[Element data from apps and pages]

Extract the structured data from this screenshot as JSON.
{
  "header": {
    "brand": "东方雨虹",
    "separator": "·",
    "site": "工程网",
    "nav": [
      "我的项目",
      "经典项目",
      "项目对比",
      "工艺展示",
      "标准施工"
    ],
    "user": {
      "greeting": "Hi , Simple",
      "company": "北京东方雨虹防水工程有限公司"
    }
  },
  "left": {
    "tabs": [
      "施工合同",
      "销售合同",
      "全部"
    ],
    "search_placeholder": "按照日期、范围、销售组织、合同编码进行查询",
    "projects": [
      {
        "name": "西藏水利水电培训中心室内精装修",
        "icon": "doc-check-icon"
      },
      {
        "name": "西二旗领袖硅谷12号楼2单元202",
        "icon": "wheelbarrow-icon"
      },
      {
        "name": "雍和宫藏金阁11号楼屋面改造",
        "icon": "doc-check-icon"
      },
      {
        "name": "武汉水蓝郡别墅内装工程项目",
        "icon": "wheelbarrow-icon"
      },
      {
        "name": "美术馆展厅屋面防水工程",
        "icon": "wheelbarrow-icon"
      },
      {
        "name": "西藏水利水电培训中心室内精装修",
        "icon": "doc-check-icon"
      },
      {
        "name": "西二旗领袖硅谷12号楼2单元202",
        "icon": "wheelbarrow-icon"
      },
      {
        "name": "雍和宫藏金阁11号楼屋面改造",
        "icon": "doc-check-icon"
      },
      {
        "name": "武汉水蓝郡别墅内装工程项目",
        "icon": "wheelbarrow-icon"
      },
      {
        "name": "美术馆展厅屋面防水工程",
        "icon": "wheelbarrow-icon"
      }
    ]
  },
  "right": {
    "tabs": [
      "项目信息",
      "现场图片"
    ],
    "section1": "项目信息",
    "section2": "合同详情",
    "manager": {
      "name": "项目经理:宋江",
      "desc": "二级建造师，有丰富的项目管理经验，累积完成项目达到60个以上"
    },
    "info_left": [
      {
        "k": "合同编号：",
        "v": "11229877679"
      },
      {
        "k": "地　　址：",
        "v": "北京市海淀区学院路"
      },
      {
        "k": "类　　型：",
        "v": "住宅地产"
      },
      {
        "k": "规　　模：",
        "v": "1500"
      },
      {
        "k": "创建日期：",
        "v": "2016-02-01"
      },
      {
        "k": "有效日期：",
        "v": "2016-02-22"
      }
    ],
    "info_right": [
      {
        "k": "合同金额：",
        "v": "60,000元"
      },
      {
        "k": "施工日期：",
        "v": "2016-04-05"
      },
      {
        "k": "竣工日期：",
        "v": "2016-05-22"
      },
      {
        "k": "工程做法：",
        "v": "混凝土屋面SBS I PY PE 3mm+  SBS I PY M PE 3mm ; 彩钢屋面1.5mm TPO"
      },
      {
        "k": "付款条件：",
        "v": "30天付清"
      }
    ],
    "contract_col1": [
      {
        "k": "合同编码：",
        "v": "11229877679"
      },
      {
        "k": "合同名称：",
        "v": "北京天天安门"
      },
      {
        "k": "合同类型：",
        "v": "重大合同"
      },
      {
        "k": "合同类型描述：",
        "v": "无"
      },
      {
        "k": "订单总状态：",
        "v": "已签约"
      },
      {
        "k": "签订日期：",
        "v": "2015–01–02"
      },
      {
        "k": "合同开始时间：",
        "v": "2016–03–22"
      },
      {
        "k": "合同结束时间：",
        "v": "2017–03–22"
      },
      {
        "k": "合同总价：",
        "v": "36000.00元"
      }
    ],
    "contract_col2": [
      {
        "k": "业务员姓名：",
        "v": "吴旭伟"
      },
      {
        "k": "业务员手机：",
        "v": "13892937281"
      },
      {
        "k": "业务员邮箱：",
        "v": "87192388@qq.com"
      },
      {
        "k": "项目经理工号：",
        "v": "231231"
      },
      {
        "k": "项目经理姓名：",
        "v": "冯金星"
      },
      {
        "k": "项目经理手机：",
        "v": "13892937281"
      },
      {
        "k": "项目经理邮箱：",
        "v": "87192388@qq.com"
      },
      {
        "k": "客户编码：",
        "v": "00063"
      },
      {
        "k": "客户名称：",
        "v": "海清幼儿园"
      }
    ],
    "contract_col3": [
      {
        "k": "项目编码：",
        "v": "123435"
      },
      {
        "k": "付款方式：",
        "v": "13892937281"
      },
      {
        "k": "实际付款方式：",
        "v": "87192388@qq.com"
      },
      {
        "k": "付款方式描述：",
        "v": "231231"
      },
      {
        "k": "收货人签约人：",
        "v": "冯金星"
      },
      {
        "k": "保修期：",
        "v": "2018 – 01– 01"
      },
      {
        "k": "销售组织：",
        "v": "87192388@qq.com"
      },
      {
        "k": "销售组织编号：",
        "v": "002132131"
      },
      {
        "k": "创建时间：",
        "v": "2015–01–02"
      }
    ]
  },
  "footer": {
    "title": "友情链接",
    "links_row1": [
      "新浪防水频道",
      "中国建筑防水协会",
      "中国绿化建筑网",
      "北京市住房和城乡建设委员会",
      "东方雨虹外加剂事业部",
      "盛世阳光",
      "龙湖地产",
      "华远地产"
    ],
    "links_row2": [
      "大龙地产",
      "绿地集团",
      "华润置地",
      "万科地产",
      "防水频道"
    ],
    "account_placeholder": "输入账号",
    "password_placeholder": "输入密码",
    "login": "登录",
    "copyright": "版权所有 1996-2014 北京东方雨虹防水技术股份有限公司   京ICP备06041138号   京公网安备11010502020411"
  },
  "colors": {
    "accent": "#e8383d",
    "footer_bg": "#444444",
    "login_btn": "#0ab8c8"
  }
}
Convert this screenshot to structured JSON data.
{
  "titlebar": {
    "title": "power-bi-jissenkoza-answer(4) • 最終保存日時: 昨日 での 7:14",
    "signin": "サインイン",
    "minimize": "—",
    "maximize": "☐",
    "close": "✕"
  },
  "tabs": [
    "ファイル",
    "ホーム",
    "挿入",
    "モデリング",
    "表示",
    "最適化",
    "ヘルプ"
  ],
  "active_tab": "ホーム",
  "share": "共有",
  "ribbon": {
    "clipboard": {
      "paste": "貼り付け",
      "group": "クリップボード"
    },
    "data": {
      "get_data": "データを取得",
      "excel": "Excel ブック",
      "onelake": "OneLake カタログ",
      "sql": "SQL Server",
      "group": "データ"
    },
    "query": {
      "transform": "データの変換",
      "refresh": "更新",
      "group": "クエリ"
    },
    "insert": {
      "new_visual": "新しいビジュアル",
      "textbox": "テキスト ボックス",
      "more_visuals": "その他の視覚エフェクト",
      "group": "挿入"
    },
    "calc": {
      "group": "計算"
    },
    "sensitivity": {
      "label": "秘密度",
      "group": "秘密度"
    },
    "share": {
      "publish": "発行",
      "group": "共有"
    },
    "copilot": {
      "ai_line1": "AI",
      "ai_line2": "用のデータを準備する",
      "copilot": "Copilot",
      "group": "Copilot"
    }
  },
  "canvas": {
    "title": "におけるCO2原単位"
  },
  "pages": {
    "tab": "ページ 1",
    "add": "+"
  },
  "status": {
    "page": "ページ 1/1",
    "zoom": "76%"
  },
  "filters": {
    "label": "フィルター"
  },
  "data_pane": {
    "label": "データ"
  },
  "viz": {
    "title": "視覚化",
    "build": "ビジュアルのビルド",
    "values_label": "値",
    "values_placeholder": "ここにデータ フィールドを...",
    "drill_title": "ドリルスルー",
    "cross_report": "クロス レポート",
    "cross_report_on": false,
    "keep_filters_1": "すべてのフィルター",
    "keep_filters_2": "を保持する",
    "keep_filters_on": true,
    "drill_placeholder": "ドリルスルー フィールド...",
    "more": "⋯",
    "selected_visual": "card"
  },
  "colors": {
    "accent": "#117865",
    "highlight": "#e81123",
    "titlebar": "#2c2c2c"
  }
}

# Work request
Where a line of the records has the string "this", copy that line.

# Result
Extract the structured data from this screenshot as JSON.
Convert this screenshot to structured JSON data.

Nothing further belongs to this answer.